Well, The much-beleagered Walrus turns one year old this month. And Noah Richler has a piece about it in the latest NOW -- a rebuttal to the infamous Fulford takedown of publisher/editor Ken Alexander in Toronto Life this summer.
There are many flaws with Richler's piece, not least of all that he makes it out as if Fulford has some sort of fundamental problem with the idea of The Walrus, not the strange way that Alexander has run it. "The idea that it is somehow acceptable to one of our foremost cultural critics that our best writers have no forum here, their stories and opinions only read when some crack appears in America's current solipsism, is deeply worrying," writes Richler. (Later in the piece, Richler tries to make it seem like Fulford wrote the piece because Toronto Life "competes" with The Walrus.)
This is all, of course, ridiculous. Fulford praised the magazine and its mission when it first began in an article The Walrus still touts on its website.
Richler goes through his whole piece generally ignoring the fundamental issue from Fulford's Toronto Life piece: In its first year, The Walrus has gone through editors like they're going out of style and shown a lack of focus. Richler skirts this question, writing:
What is really at issue is Alexander's sometimes egocentric bravura and the way he has replaced those in key posts. In America, a couple of swift sackings are routine to save an enterprise, but in Canada years at the wheel and not what you do in them are what counts...Yeah, as if an American magazine publisher could go through two editors-in-chief and then appoint himself editor in his publication's first year without attracting criticism and skepticism... Also, Alexander HIRED these people (Wilson, Berlin) who apparently have only worked on magazines that failed. Doesn't that mean, at the very least, that Alexander is a really lousy publisher, unable to choose editors who he can stomach or who can stomach him for more than six month?

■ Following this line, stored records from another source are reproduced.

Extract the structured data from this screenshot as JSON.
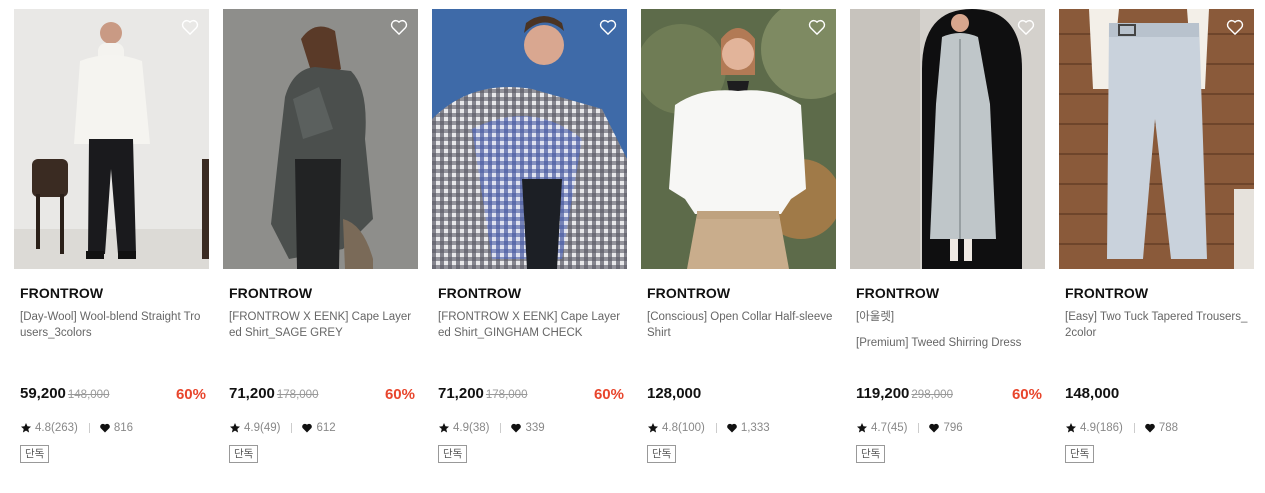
{
  "products": [
    {
      "brand": "FRONTROW",
      "name": "[Day-Wool] Wool-blend Straight Trousers_3colors",
      "name_extra": "",
      "price": "59,200",
      "original_price": "148,000",
      "discount": "60%",
      "rating": "4.8(263)",
      "likes": "816",
      "badge": "단독"
    },
    {
      "brand": "FRONTROW",
      "name": "[FRONTROW X EENK] Cape Layered Shirt_SAGE GREY",
      "name_extra": "",
      "price": "71,200",
      "original_price": "178,000",
      "discount": "60%",
      "rating": "4.9(49)",
      "likes": "612",
      "badge": "단독"
    },
    {
      "brand": "FRONTROW",
      "name": "[FRONTROW X EENK] Cape Layered Shirt_GINGHAM CHECK",
      "name_extra": "",
      "price": "71,200",
      "original_price": "178,000",
      "discount": "60%",
      "rating": "4.9(38)",
      "likes": "339",
      "badge": "단독"
    },
    {
      "brand": "FRONTROW",
      "name": "[Conscious] Open Collar Half-sleeve Shirt",
      "name_extra": "",
      "price": "128,000",
      "original_price": "",
      "discount": "",
      "rating": "4.8(100)",
      "likes": "1,333",
      "badge": "단독"
    },
    {
      "brand": "FRONTROW",
      "name": "[아울렛]",
      "name_extra": "[Premium] Tweed Shirring Dress",
      "price": "119,200",
      "original_price": "298,000",
      "discount": "60%",
      "rating": "4.7(45)",
      "likes": "796",
      "badge": "단독"
    },
    {
      "brand": "FRONTROW",
      "name": "[Easy] Two Tuck Tapered Trousers_2color",
      "name_extra": "",
      "price": "148,000",
      "original_price": "",
      "discount": "",
      "rating": "4.9(186)",
      "likes": "788",
      "badge": "단독"
    }
  ],
  "icons": {
    "wishlist": "heart-outline-icon",
    "rating": "star-icon",
    "likes": "heart-filled-icon"
  },
  "colors": {
    "discount": "#e8452c",
    "text_primary": "#111111",
    "text_secondary": "#666666"
  }
}
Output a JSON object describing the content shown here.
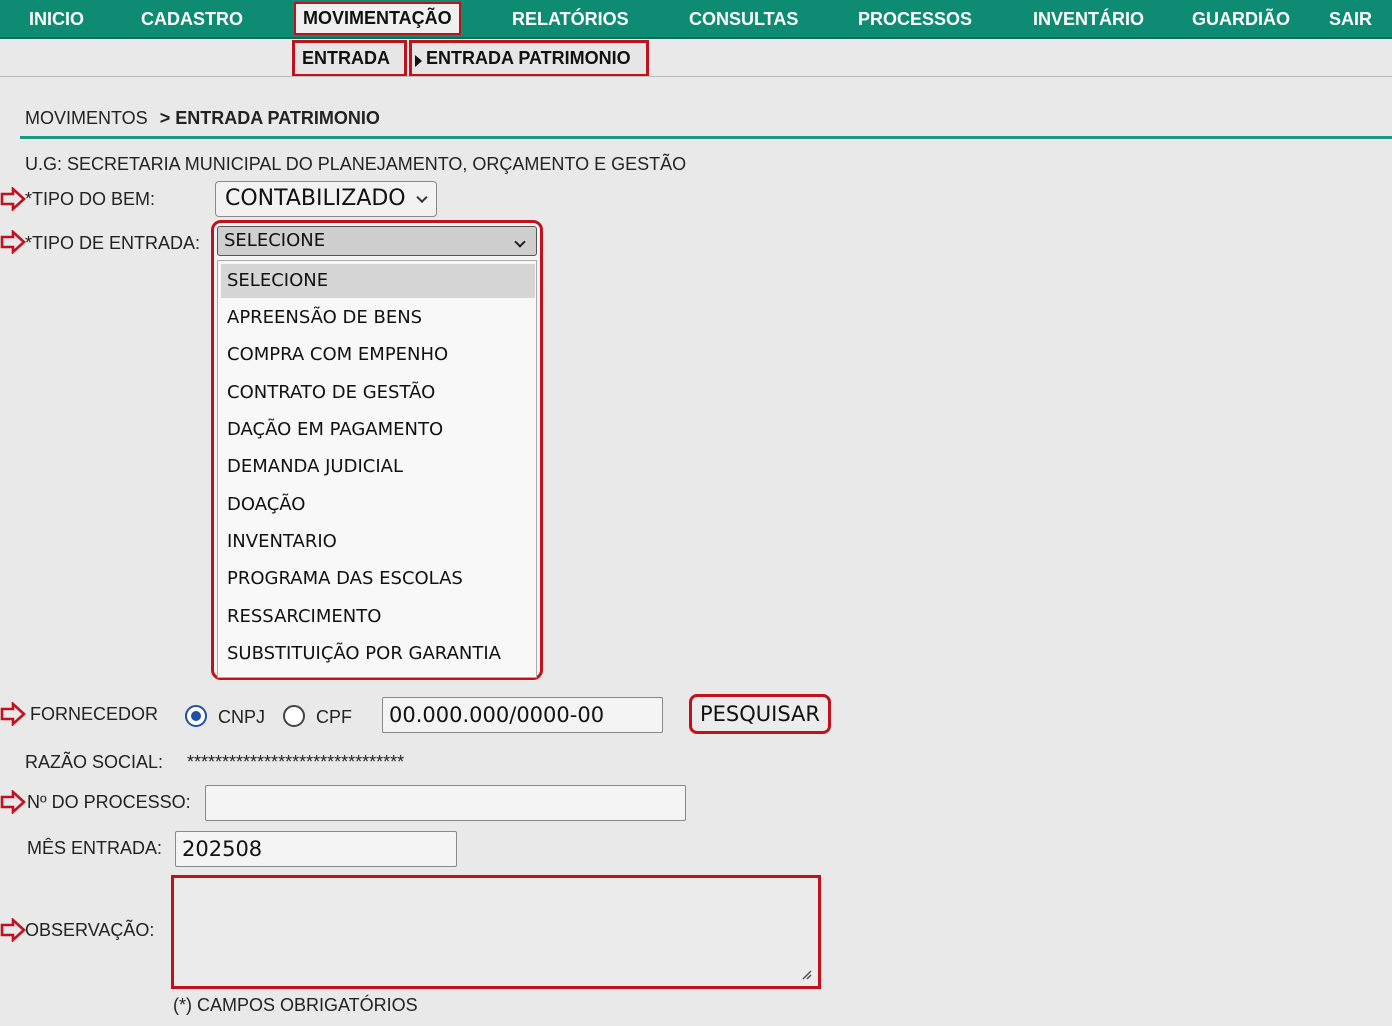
{
  "nav": {
    "items": [
      "INICIO",
      "CADASTRO",
      "MOVIMENTAÇÃO",
      "RELATÓRIOS",
      "CONSULTAS",
      "PROCESSOS",
      "INVENTÁRIO",
      "GUARDIÃO",
      "SAIR"
    ],
    "active": "MOVIMENTAÇÃO"
  },
  "submenu": {
    "entrada": "ENTRADA",
    "entrada_patrimonio": "ENTRADA PATRIMONIO"
  },
  "breadcrumb": {
    "parent": "MOVIMENTOS",
    "current": "> ENTRADA PATRIMONIO"
  },
  "ug": "U.G: SECRETARIA MUNICIPAL DO PLANEJAMENTO, ORÇAMENTO E GESTÃO",
  "form": {
    "tipo_bem_label": "*TIPO DO BEM:",
    "tipo_bem_value": "CONTABILIZADO",
    "tipo_entrada_label": "*TIPO DE ENTRADA:",
    "tipo_entrada_value": "SELECIONE",
    "tipo_entrada_options": [
      "SELECIONE",
      "APREENSÃO DE BENS",
      "COMPRA COM EMPENHO",
      "CONTRATO DE GESTÃO",
      "DAÇÃO EM PAGAMENTO",
      "DEMANDA JUDICIAL",
      "DOAÇÃO",
      "INVENTARIO",
      "PROGRAMA DAS ESCOLAS",
      "RESSARCIMENTO",
      "SUBSTITUIÇÃO POR GARANTIA"
    ],
    "fornecedor_label": "FORNECEDOR",
    "cnpj_label": "CNPJ",
    "cpf_label": "CPF",
    "documento_value": "00.000.000/0000-00",
    "pesquisar_label": "PESQUISAR",
    "razao_social_label": "RAZÃO SOCIAL:",
    "razao_social_value": "*******************************",
    "processo_label": "Nº DO PROCESSO:",
    "processo_value": "",
    "mes_entrada_label": "MÊS ENTRADA:",
    "mes_entrada_value": "202508",
    "observacao_label": "OBSERVAÇÃO:",
    "observacao_value": ""
  },
  "footer_note": "(*) CAMPOS OBRIGATÓRIOS",
  "colors": {
    "nav_bg": "#0e8c73",
    "highlight_red": "#c0121c",
    "rule_teal": "#1a9a82"
  }
}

Alexander, formerly the publisher of the Walrus and now effectively its editor, committed a major Canadian faux pas when he behaved like someone who believed he could do better than the small pool of apparently proven trade staff from which Canadian custom says he should hire – "proven," in this instance, merely meaning that the departed worked on various incarnations of magazines that have consistently, um, failed.
Back to Richler:
When I spoke to Alexander recently, he was delighted that his subscriptions were healthily on the rise. But the future of any magazine is uncertain, and he also remarked that if the Walrus fails, it's likely that no one else will try anything like it for 20 years. He's right. We can support Canadian writing. Or we can wait for some American magazine to publish something that matters to Canadians, usually accidentally. The time to prove that we are more than some other nation's appended consumers is now.Alright, already. Stop fellating him! You're hired...
Fulford's takedown of The Walrus was perhaps a bit much. It could use a dissenting opinion. But this article by Richler is such a blatent attempt to curry favour with Alexander -- who is given a total free pass -- that he's just made the magazine look worse.
I, for one, am hopeful that The Walrus will be able to pull it together. Alexander can't fire himself as editor, so the magazine will have some stability for a while at least...